Over the course of the next year, he would have to relearn how to walk, talk and care for himself. Eventually he’d retrain as an anesthesiologist and buy a home in Bethesda. But on that January night, as Nashwa listened to the list of her husband’s injuries, she couldn’t have known that any of that was in his future—or even that he had a future.


Holt, at work in a makeshift operating room in Afghanistan. Army file photo.


Nashwa and Holt met when the two were doing residencies at Harvard. After their marriage in 2005, she followed him from her home in Boston, where her Egyptian-born parents were prominent doctors, to his posting at Eglin Air Force Base near Fort Walton Beach, Fla.
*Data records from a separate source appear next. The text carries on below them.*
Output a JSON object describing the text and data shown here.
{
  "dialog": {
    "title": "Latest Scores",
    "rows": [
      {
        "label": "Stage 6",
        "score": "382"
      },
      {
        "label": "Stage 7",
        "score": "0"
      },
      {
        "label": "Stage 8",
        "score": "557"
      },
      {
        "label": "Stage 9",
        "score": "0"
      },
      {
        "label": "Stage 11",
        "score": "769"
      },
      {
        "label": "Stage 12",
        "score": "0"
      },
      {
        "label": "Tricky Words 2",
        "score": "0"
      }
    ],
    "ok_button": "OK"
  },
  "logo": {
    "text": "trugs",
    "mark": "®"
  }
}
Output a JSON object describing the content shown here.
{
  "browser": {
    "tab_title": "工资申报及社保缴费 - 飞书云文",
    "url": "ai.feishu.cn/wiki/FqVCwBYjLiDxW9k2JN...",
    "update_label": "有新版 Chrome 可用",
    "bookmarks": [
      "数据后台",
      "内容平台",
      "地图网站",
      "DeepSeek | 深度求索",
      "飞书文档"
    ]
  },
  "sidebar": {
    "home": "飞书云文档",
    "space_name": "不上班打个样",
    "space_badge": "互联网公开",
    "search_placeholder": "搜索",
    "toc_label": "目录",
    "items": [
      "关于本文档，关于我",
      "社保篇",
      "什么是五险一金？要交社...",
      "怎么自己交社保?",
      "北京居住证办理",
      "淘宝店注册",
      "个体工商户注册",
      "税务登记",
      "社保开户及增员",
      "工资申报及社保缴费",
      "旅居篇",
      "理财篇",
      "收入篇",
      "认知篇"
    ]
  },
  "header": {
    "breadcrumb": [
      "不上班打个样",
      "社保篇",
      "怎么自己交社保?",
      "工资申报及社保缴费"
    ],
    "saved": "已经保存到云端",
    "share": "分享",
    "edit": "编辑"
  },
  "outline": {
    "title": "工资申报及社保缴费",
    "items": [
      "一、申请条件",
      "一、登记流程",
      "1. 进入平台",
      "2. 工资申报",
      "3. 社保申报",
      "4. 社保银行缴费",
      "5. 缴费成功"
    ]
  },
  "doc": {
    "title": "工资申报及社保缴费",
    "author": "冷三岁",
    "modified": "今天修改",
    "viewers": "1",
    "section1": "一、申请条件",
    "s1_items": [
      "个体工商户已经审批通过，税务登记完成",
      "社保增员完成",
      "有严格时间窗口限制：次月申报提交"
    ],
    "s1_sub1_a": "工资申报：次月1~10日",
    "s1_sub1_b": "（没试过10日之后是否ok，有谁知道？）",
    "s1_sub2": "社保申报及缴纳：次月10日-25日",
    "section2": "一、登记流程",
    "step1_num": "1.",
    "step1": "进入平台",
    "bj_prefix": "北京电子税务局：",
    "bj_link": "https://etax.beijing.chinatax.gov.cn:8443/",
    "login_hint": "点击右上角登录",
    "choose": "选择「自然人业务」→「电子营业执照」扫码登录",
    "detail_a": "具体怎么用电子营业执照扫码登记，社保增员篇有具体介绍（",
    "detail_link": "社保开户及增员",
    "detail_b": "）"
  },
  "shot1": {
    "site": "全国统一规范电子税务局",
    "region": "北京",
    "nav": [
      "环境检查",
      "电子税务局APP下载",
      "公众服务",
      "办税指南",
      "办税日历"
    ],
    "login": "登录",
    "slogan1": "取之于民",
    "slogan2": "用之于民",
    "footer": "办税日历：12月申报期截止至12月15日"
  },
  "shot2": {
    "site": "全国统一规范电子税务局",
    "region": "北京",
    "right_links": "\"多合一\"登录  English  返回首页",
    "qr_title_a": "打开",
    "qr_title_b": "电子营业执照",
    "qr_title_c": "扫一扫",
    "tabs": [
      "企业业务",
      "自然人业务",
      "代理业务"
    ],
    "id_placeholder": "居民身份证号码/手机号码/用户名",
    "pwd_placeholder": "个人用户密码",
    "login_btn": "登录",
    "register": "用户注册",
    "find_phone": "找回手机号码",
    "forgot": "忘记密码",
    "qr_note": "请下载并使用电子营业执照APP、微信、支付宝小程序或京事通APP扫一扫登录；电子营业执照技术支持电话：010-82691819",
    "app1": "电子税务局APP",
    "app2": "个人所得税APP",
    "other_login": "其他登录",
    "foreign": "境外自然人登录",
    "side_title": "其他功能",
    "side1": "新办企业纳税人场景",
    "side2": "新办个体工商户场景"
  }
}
Their young marriage had been strained by Holt’s three, four-month deployments to the Philippines, and then a fourth deployment to Afghanistan—all in less than three years. Nashwa wasn’t about to wait for his return this time. She booked the next commercial flight to Ramstein, Germany. In retrospect, her packing made no sense: She threw into a bag two sweaters, a pair of jeans and a bathing suit. For the trip, she wore Jimmy Choo boots with 4-inch heels.

A family friend at Landstuhl arranged for someone to meet her at the Ramstein airport, but no one showed. She was hysterical when she approached a man with a military backpack. An Army colonel, he began calling people at the base, yelling for someone to pick her up.

When she arrived at the base hospital near Ramstein, nurses warned her not to be shocked. Still covered in dried blood, Holt was nearly unrecognizable. Doctors were now certain his spine was fractured; permanent paralysis appeared likely.